Tuesday, October 4, 2011

If You Were J.K. Rowling...

...what would you do?  If you haven't been keeping up with the efforts of J.K. Rowling, she had the audacity to want to "go it alone" and offer ebooks of the Harry Potter series herself.  Not through Amazon, not through Apple or Barnes & Noble.  Nope, she wanted all ebook sales to happen through her own special website:  Pottermore.

Now, many months ago when I had first heard about this, I thought it was a potentially brilliant move on her part.  Actually, what was brilliant on her part was years ago keeping control of the ebook version of her books by leaving them out of the publishing contract.  The next step was setting up her own website just for fans of the series where they could, in theory, get all things Potter.  Brilliant.

Now, after many months of development, testing, etc., it is beginning to come to light that things are not going so well in the world of Pottermore.  Delays have become common, communication is barely existent, and people are getting frustrated.  Probably the biggest No-No that happened was the delay in releasing the Harry Potter ebooks until 2012.  Couple that with the recent release of a whole new line of Amazon Kindle readers (including one that is $79), and you've got a disaster in the making.

Exactly how much business will be lost by the delay of the ebooks this holiday season?  It's hard to say, but I'm willing to estimate loses in at least the hundreds of thousands, probably more.  Will it be made up?  Possibly, as long as things rapidly improve with the website.  Otherwise, what she's running the risk of is pirated copies of the Potter ebooks.  Now, I know what you're saying:  haven't I been the one to tell people not to worry about pirating?  Yes, I have, but I believe that this is a special case.  She's a well-known quantity, and there are oodles of fans that would love to have the ebook versions of the books; many of them wouldn't care if it wasn't the "authorized" version.  Will that happen?  Perhaps, perhaps not.  But why make that an option?

In the end, if the ebook versions are ready to go, why not hide most of the other stuff until next year and just offer the ebook versions in time for the holiday season?  What this would gain her would be 1) sales of the ebooks at a time when the ereader revolution is exploding even more, 2) time to debug and refine the extras that she would like to offer fans on the website, and 3) a chance to reverse the ill will that has been generated due to the current issues.  It wouldn't take much to make this happen, in my opinion.

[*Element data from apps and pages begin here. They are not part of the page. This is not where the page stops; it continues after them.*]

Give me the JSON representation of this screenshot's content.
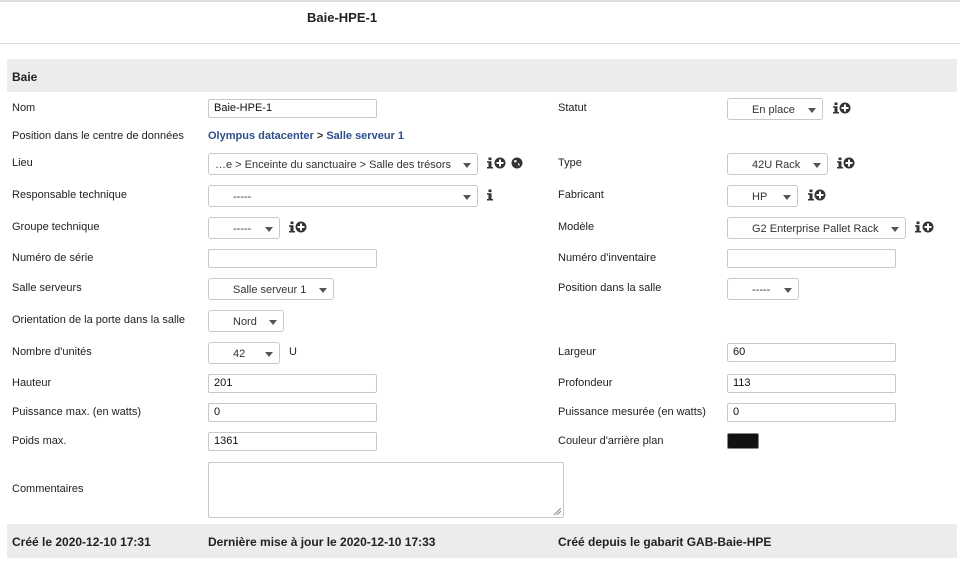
{
  "page": {
    "title": "Baie-HPE-1"
  },
  "section": {
    "title": "Baie"
  },
  "fields": {
    "nom": {
      "label": "Nom",
      "value": "Baie-HPE-1"
    },
    "statut": {
      "label": "Statut",
      "value": "En place"
    },
    "position_centre": {
      "label": "Position dans le centre de données",
      "datacenter": "Olympus datacenter",
      "separator": ">",
      "room": "Salle serveur 1"
    },
    "lieu": {
      "label": "Lieu",
      "value": "…e > Enceinte du sanctuaire > Salle des trésors"
    },
    "type": {
      "label": "Type",
      "value": "42U Rack"
    },
    "responsable": {
      "label": "Responsable technique",
      "value": "-----"
    },
    "fabricant": {
      "label": "Fabricant",
      "value": "HP"
    },
    "groupe": {
      "label": "Groupe technique",
      "value": "-----"
    },
    "modele": {
      "label": "Modèle",
      "value": "G2 Enterprise Pallet Rack"
    },
    "numero_serie": {
      "label": "Numéro de série",
      "value": ""
    },
    "numero_inventaire": {
      "label": "Numéro d'inventaire",
      "value": ""
    },
    "salle": {
      "label": "Salle serveurs",
      "value": "Salle serveur 1"
    },
    "position_salle": {
      "label": "Position dans la salle",
      "value": "-----"
    },
    "orientation": {
      "label": "Orientation de la porte dans la salle",
      "value": "Nord"
    },
    "unites": {
      "label": "Nombre d'unités",
      "value": "42",
      "unit": "U"
    },
    "largeur": {
      "label": "Largeur",
      "value": "60"
    },
    "hauteur": {
      "label": "Hauteur",
      "value": "201"
    },
    "profondeur": {
      "label": "Profondeur",
      "value": "113"
    },
    "puissance_max": {
      "label": "Puissance max. (en watts)",
      "value": "0"
    },
    "puissance_mesuree": {
      "label": "Puissance mesurée (en watts)",
      "value": "0"
    },
    "poids_max": {
      "label": "Poids max.",
      "value": "1361"
    },
    "couleur": {
      "label": "Couleur d'arrière plan",
      "color": "#111111"
    },
    "commentaires": {
      "label": "Commentaires",
      "value": ""
    }
  },
  "footer": {
    "created": "Créé le 2020-12-10 17:31",
    "updated": "Dernière mise à jour le 2020-12-10 17:33",
    "template": "Créé depuis le gabarit GAB-Baie-HPE"
  },
  "icons": [
    "info-icon",
    "add-icon",
    "globe-icon",
    "resize-grip-icon",
    "chevron-down-icon"
  ],
  "colors": {
    "link": "#2d4f8a",
    "header_bg": "#ececec",
    "border": "#c8c8c8"
  }
}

But what about you?  What would you do if you were in Rowling's shoes?